Lori Tsugawa Whaley: Courage. I felt that if I could write a book and overcome reading at a seventh-grade level — that was quite an ordeal — then I could overcome traumatic brain injury. And so I finished the book, and that was quite a landmark for me. Courage is facing your fears, and I had a lot of fears to face — finding myself reading at that low level, and also my fear of doctors. I’d really never been to so many medical and therapy appointments in my life as during that period of regaining wellness. I had avoided doctors like the plague. But I had to rely on them, because I couldn’t do it myself.
Humanities Washington: Your book also features Japanese Americans who you hold up as representing a bushido principle. Who’s your favorite among the people you chose?
Lori Tsugawa Whaley: I’d have to say Chiune Sugihara, the diplomat to Lithuania for Japan (1939-40). Against the orders of the Japanese, he wrote visas to save the lives of Jewish people.
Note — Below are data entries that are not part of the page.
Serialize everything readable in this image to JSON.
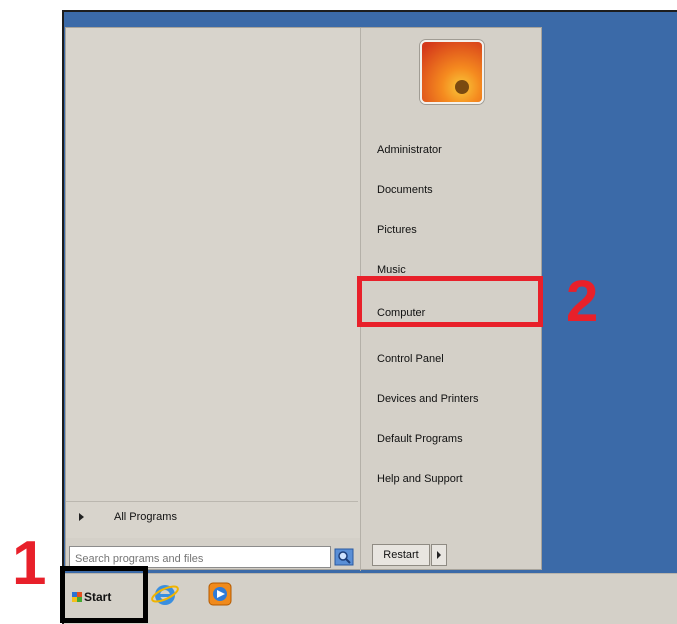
{
  "start_menu": {
    "user_tile_name": "picture-flower",
    "all_programs_label": "All Programs",
    "search_placeholder": "Search programs and files",
    "right_items": [
      {
        "label": "Administrator"
      },
      {
        "label": "Documents"
      },
      {
        "label": "Pictures"
      },
      {
        "label": "Music"
      },
      {
        "label": "Computer"
      },
      {
        "label": "Control Panel"
      },
      {
        "label": "Devices and Printers"
      },
      {
        "label": "Default Programs"
      },
      {
        "label": "Help and Support"
      }
    ],
    "restart_label": "Restart"
  },
  "taskbar": {
    "start_label": "Start",
    "pinned_icons": [
      "internet-explorer-icon",
      "media-player-icon"
    ]
  },
  "annotations": {
    "step1": "1",
    "step2": "2",
    "step1_color": "#000000",
    "step2_color": "#e8202a"
  },
  "colors": {
    "desktop": "#3b6aa8",
    "menu": "#d4d0c8"
  }
}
He had nothing to gain, and he knew that it could mean his life or imprisonment, which it did — he was imprisoned for 18 months with his family, and then blacklisted. He always stood for what was right. He was everything relating to bushido — courage, integrity, benevolence. Sugihara was a samurai warrior, yet he did not handle a sword.
Humanities Washington: For you, this has been a journey of reclamation. But sometimes people with European heritage, like myself, will gravitate toward ideas that come from Asian countries. So does it give you pause when you see a person of my heritage glomming onto these ideas? Or are you happy to spread these ideals as far as you can?
Lori Tsugawa Whaley: That’s one of my major goals: To share about the code of bushido. Because I believe in this day and age, people are looking for leaders, and unless one can lead themselves, they can’t lead others. What better moral framework to have? Because if you have no framework, or don’t stand for anything, you stand for nothing. I share about the code of bushido because a person can adopt one principle, or all of it. And it’s not just for the Japanese. Good ethics never go out of style — that’s my philosophy.